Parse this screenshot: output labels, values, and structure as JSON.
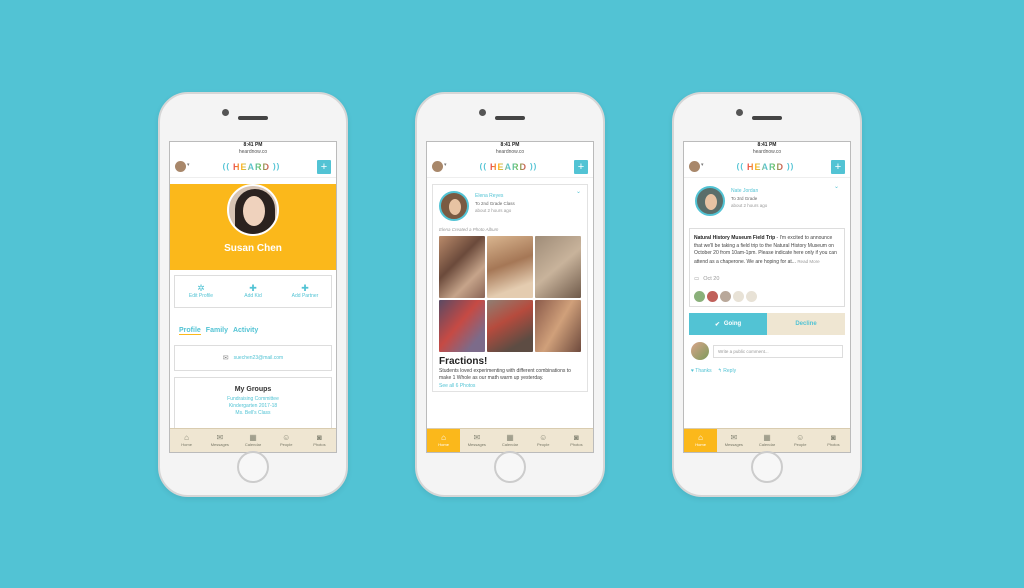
{
  "status": {
    "time": "8:41 PM",
    "url": "heardnow.co"
  },
  "logo": "HEARD",
  "plus_label": "+",
  "tabs": [
    {
      "label": "Home",
      "icon": "⌂"
    },
    {
      "label": "Messages",
      "icon": "✉"
    },
    {
      "label": "Calendar",
      "icon": "▦"
    },
    {
      "label": "People",
      "icon": "☺"
    },
    {
      "label": "Photos",
      "icon": "◙"
    }
  ],
  "profile": {
    "name": "Susan Chen",
    "actions": [
      {
        "label": "Edit Profile",
        "icon": "✲"
      },
      {
        "label": "Add Kid",
        "icon": "✚"
      },
      {
        "label": "Add Partner",
        "icon": "✚"
      }
    ],
    "tabs": [
      "Profile",
      "Family",
      "Activity"
    ],
    "email": "suechen23@mail.com",
    "groups_title": "My Groups",
    "groups": [
      "Fundraising Committee",
      "Kindergarten 2017-18",
      "Ms. Bell's Class"
    ]
  },
  "feed": {
    "author": "Elena Reyes",
    "audience": "To 2nd Grade Class",
    "time": "about 2 hours ago",
    "note": "Elena Created a Photo Album",
    "title": "Fractions!",
    "body": "Students loved experimenting with different combinations to make 1 Whole as our math warm up yesterday.",
    "see_all": "See all 6 Photos"
  },
  "event": {
    "author": "Nate Jordan",
    "audience": "To 3rd Grade",
    "time": "about 2 hours ago",
    "title": "Natural History Museum Field Trip",
    "body": " - I'm excited to announce that we'll be taking a field trip to the Natural History Museum on October 20 from 10am-1pm. Please indicate here only if you can attend as a chaperone. We are hoping for at...",
    "read_more": "Read More",
    "date": "Oct 20",
    "going": "Going",
    "decline": "Decline",
    "comment_placeholder": "Write a public comment...",
    "thanks": "Thanks",
    "reply": "Reply"
  },
  "colors": {
    "background": "#52c3d4",
    "accent": "#52c3d4",
    "brand_yellow": "#fbb81b",
    "tabbar": "#efe6d2"
  }
}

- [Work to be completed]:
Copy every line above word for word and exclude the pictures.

- [Your solution]:
Parse this screenshot: output labels, values, and structure as JSON.
{
  "status": {
    "time": "8:41 PM",
    "url": "heardnow.co"
  },
  "logo": "HEARD",
  "plus_label": "+",
  "tabs": [
    {
      "label": "Home",
      "icon": "⌂"
    },
    {
      "label": "Messages",
      "icon": "✉"
    },
    {
      "label": "Calendar",
      "icon": "▦"
    },
    {
      "label": "People",
      "icon": "☺"
    },
    {
      "label": "Photos",
      "icon": "◙"
    }
  ],
  "profile": {
    "name": "Susan Chen",
    "actions": [
      {
        "label": "Edit Profile",
        "icon": "✲"
      },
      {
        "label": "Add Kid",
        "icon": "✚"
      },
      {
        "label": "Add Partner",
        "icon": "✚"
      }
    ],
    "tabs": [
      "Profile",
      "Family",
      "Activity"
    ],
    "email": "suechen23@mail.com",
    "groups_title": "My Groups",
    "groups": [
      "Fundraising Committee",
      "Kindergarten 2017-18",
      "Ms. Bell's Class"
    ]
  },
  "feed": {
    "author": "Elena Reyes",
    "audience": "To 2nd Grade Class",
    "time": "about 2 hours ago",
    "note": "Elena Created a Photo Album",
    "title": "Fractions!",
    "body": "Students loved experimenting with different combinations to make 1 Whole as our math warm up yesterday.",
    "see_all": "See all 6 Photos"
  },
  "event": {
    "author": "Nate Jordan",
    "audience": "To 3rd Grade",
    "time": "about 2 hours ago",
    "title": "Natural History Museum Field Trip",
    "body": " - I'm excited to announce that we'll be taking a field trip to the Natural History Museum on October 20 from 10am-1pm. Please indicate here only if you can attend as a chaperone. We are hoping for at...",
    "read_more": "Read More",
    "date": "Oct 20",
    "going": "Going",
    "decline": "Decline",
    "comment_placeholder": "Write a public comment...",
    "thanks": "Thanks",
    "reply": "Reply"
  },
  "colors": {
    "background": "#52c3d4",
    "accent": "#52c3d4",
    "brand_yellow": "#fbb81b",
    "tabbar": "#efe6d2"
  }
}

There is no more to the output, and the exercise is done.